This work is somewhat isolated amidst the various collections of this museum, since it comes from the old Arquivo das Congregações Religiosas (Archive of the Religious Congregations), in Lisbon. Representing St. Charles Borromeo giving communion to a victim of the plague, it is an 18th-century painting by an unidentified Italian author.
The Counter-Reformation brought with it the worship of new missionary saints, heroes and martyrs of a Christianity that sought to emerge resurgent and victorious over the irreparable schism of Protestantism, the religious wars and the subsequent iconoclasm.
A considerable number of priests and indoctrinators of the congregations that were generated in the wake of the dogmatism of the Tridentine spirit were canonised by the Pope and registered among the vast hagiographic repertoire of the liturgical calendar.
St. Charles Borromeo, originating from a noble family and a nephew of Pope Pius IV, was the Archbishop of Milan, a cardinal, and one of the main defenders of the Counter-Reformation until his death in 1584. During the plague that ravaged Milan in 1575, he played a fundamental role, heroically looking after the victims of the plague, organising Lazarettos (places of quarantine) and requisitioning monks and priests to serve as nurses.
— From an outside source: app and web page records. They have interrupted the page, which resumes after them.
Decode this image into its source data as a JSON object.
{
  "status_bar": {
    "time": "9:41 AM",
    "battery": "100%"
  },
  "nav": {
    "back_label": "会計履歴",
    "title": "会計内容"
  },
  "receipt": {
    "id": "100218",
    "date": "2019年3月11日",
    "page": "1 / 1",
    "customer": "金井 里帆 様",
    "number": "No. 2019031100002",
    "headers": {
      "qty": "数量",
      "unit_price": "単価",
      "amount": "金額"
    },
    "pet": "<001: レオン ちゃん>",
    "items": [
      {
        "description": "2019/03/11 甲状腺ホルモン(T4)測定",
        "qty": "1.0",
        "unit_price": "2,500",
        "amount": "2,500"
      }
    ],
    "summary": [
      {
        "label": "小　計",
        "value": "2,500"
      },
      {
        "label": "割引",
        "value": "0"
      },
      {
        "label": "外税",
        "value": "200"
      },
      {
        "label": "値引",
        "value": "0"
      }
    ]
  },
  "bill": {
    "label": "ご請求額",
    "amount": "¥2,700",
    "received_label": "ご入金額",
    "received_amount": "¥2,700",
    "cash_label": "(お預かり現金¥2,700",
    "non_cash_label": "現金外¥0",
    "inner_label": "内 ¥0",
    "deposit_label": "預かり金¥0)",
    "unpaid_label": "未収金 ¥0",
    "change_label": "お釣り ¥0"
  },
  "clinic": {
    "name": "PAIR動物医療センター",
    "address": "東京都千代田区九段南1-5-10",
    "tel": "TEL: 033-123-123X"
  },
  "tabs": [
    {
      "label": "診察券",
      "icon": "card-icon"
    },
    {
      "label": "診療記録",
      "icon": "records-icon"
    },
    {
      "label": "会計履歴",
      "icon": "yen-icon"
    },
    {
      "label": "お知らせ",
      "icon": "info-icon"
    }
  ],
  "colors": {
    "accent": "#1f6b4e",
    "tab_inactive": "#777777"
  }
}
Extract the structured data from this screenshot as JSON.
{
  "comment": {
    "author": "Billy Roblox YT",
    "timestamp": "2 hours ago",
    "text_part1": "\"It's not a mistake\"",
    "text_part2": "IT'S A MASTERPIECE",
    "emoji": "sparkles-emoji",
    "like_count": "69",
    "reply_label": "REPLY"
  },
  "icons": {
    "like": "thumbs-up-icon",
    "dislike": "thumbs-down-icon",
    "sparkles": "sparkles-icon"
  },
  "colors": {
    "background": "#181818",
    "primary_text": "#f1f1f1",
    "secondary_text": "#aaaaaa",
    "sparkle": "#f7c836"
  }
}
His invocation replaced that of the saints who had been the protectors against the plague in previous centuries, namely St. Sebastian and St. Rock.
In a dynamic composition raised above the spectator’s angle of vision, the figure seen in the foreground, between two acolytes with lit candles, is the cardinal holding a ciborium in his left hand, whilst offering the host with the other hand to a sick, naked and kneeling man.
With the light falling on the right shoulder and arm of this victim of the plague, the painter accentuates the clothes of the saint and one of his acolytes through the use of thick impastos of white in the lacework, giving the picture an essential impression of great drama. In the same way, in the middle ground, the victims of the plague are foreshortened, being concealed by the bluish darkness of the background. Crowning the composition are four incense-bearing angels, with pink-coloured carnations, enveloped in a celestial light.